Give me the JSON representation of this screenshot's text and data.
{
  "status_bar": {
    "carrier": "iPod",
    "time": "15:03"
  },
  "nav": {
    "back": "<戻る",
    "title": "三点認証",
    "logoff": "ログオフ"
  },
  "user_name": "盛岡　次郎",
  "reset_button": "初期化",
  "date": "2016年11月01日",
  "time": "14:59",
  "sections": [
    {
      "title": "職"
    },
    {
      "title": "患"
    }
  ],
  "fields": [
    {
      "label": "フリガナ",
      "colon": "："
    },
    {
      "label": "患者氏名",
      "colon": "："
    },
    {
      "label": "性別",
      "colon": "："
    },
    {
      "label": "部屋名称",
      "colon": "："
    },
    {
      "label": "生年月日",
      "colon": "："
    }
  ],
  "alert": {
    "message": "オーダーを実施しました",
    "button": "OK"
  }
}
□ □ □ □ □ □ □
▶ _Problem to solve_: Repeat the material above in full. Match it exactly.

▶ _Response for this exercise_:
Give me the JSON representation of this screenshot's text and data.
{
  "status_bar": {
    "carrier": "iPod",
    "time": "15:03"
  },
  "nav": {
    "back": "<戻る",
    "title": "三点認証",
    "logoff": "ログオフ"
  },
  "user_name": "盛岡　次郎",
  "reset_button": "初期化",
  "date": "2016年11月01日",
  "time": "14:59",
  "sections": [
    {
      "title": "職"
    },
    {
      "title": "患"
    }
  ],
  "fields": [
    {
      "label": "フリガナ",
      "colon": "："
    },
    {
      "label": "患者氏名",
      "colon": "："
    },
    {
      "label": "性別",
      "colon": "："
    },
    {
      "label": "部屋名称",
      "colon": "："
    },
    {
      "label": "生年月日",
      "colon": "："
    }
  ],
  "alert": {
    "message": "オーダーを実施しました",
    "button": "OK"
  }
}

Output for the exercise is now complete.